Even better, a supplement that pairs AGE with other immune-supporting nutrients can provide you with an extra layer of protection when it’s time to go back to school. Look for a supplement containing not not only the power of aged garlic but also vitamin C, which has been reported to both prevent and treat respiratory and systemic infections.9  But its immune-supporting benefits don’t stop there. This unique formula also boasts astragalus, medicinal mushrooms, and oregano—a trio of proven herbs shown to upregulate your defenses.

Going back to school is challenging enough on its own. But adding in cold and flu season requires giving your health a little extra attention. With these steps, you can protect yourself so you and your students won’t miss any time away from school.

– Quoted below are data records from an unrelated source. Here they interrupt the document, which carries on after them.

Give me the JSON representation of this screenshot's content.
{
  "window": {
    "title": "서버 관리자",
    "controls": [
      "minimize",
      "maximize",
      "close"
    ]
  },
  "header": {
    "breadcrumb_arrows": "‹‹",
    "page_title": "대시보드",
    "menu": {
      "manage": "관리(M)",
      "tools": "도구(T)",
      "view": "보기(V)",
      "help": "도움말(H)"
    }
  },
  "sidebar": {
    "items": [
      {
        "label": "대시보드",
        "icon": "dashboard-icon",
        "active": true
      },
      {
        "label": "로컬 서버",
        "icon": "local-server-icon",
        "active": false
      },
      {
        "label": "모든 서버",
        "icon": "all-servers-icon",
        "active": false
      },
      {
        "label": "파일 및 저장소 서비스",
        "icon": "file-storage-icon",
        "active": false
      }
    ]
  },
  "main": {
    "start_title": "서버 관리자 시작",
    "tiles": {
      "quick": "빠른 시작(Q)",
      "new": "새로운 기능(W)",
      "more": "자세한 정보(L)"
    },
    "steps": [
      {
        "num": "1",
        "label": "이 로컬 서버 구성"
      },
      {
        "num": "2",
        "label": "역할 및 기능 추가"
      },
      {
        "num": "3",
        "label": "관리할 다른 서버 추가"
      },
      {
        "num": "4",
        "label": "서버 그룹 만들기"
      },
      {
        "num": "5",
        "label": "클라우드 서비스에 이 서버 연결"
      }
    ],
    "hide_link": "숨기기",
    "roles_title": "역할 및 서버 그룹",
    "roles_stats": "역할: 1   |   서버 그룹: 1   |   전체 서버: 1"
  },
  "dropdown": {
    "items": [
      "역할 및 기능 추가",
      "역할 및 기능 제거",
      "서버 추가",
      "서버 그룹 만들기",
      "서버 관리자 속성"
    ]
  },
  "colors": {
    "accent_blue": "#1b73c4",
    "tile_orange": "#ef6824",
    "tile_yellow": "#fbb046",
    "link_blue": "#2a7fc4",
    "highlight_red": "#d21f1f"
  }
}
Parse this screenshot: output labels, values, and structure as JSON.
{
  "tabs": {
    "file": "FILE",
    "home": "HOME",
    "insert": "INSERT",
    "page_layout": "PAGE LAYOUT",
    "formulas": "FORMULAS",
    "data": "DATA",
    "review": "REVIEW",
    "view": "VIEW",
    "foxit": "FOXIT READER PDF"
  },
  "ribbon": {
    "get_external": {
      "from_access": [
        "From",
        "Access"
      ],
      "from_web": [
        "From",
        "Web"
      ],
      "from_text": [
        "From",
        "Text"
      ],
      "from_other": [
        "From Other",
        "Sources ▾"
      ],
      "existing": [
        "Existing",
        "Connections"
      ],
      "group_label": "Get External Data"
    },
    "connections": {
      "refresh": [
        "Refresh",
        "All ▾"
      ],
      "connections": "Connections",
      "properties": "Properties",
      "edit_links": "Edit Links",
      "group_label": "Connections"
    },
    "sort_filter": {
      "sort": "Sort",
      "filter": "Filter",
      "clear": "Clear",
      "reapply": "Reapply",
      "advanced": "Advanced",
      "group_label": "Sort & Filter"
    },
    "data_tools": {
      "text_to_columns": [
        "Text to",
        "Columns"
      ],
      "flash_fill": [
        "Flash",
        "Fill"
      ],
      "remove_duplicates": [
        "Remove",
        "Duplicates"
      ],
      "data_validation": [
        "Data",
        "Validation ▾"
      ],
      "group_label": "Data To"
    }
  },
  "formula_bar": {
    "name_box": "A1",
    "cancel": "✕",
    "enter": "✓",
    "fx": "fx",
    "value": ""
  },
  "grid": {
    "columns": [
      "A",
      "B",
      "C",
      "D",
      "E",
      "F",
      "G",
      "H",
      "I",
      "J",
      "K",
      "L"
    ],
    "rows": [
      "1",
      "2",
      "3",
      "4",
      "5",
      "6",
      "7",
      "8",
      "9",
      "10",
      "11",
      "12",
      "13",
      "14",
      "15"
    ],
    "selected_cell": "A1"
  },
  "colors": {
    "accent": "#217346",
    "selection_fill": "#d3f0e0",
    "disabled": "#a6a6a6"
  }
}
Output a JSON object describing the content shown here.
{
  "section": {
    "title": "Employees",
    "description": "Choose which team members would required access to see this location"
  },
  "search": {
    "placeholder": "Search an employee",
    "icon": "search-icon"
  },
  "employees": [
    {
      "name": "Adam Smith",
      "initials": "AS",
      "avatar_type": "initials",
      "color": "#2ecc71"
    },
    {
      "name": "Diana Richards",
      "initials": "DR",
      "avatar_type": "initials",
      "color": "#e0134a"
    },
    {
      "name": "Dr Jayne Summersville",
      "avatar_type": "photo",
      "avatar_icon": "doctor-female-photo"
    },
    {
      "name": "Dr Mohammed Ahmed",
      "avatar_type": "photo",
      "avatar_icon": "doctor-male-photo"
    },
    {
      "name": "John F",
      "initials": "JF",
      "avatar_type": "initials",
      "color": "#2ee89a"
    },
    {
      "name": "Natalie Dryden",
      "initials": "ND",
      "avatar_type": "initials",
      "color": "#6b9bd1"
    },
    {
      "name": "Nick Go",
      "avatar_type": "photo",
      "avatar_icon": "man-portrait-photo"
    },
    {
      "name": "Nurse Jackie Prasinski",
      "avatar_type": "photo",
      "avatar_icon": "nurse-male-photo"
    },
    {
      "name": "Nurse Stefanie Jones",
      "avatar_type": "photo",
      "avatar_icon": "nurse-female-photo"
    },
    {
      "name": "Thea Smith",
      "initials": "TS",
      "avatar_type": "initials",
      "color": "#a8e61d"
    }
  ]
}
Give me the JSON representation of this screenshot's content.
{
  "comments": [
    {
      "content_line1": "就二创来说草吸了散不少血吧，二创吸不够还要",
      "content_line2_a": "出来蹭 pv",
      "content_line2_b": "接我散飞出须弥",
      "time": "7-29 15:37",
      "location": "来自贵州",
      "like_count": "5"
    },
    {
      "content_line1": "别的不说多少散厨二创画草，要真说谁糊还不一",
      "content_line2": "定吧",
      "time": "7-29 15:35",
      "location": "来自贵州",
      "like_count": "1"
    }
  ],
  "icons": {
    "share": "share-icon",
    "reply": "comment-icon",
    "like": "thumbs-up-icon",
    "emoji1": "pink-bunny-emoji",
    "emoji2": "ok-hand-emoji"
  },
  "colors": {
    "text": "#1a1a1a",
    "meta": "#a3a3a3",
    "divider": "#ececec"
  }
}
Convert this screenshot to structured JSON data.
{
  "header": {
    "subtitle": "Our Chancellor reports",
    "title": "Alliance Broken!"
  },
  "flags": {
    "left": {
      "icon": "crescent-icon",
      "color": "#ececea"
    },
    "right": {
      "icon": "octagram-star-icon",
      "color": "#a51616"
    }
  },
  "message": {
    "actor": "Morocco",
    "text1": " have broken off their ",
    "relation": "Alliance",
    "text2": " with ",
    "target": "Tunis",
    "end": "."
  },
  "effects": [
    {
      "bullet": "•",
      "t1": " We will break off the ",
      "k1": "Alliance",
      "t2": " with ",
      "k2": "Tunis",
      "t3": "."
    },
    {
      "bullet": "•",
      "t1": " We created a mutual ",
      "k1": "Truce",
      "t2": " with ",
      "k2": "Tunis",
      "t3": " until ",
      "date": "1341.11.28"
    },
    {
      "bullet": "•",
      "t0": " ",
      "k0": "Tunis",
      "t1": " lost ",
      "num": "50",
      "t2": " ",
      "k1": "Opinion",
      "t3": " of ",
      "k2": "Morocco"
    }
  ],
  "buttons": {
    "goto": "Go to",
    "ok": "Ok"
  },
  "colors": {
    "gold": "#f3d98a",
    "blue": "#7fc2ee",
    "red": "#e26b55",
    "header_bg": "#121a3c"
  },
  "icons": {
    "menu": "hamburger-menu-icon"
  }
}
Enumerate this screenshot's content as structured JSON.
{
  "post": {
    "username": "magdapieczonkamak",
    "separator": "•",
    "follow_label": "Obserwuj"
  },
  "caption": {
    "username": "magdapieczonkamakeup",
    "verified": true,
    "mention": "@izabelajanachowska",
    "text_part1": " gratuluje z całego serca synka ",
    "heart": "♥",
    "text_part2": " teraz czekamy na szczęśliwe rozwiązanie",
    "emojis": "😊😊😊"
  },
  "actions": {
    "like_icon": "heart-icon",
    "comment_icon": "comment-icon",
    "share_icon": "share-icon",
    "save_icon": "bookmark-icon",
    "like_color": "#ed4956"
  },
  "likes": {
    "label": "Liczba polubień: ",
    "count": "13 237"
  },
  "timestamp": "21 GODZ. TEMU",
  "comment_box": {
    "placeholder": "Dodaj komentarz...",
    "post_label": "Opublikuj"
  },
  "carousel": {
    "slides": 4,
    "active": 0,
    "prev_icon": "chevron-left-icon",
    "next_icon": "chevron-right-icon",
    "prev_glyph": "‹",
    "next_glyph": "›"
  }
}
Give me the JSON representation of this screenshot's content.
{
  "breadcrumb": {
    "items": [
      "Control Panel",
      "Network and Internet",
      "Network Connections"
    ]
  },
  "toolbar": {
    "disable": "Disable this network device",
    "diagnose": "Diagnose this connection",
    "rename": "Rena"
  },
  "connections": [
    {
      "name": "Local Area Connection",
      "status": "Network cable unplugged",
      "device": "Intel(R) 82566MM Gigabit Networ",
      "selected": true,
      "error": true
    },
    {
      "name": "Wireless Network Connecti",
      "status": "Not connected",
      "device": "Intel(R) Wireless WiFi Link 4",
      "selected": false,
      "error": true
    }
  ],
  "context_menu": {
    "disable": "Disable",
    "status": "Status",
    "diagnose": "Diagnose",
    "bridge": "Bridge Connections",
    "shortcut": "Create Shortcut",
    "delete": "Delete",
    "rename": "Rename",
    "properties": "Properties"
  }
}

  1. Colds in children. Paediatr Child Health. 2005;10(8):493–5.
  2. Shondelmyer K. Ancient Thali Diet: Gut Microbiota, Immunity, and Health. Yale J Biol Med. 2018;91(2):177–84.
  3. Li K. High-fat diet blunts T-cell responsiveness in Nile tilapia. Developmental & Comparative Immunology. 2022;135:104495.
  4. Gao X. Chronic stress promotes colitis by disturbing the gut microbiota and triggering immune system response. PNAS. 2018;115(13):E2960–9.
  5. Chandran V. Large-scale genomic study reveals robust activation of the immune system following advanced Inner Engineering meditation retreat. PNAS. 2021;118(51):e2110455118.
  6. Garbarino, S. Role of sleep deprivation in immune-related disease risk and outcomes. Commun Biol. 2021;4:1304.
  7. Percival SS. Aged Garlic Extract Modifies Human Immunity. The Journal of Nutrition. 2016;146(2):433S–6S.
  8. Karin R. The Effect of Kyolic Aged Garlic Extract on Gut Microbiota, Inflammation, and Cardiovascular Markers in Hypertensives: The GarGIC Trial. Frontiers in Nutrition. 2018;5.
  9. Carr AC, Maggini S. Vitamin C and Immune Function. Nutrients. 2017;9(11):1211.

This article is for informational purposes only. This article is not, nor is it intended to be, a substitute for professional medical advice, diagnosis, or treatment and should never be relied upon for specific medical advice.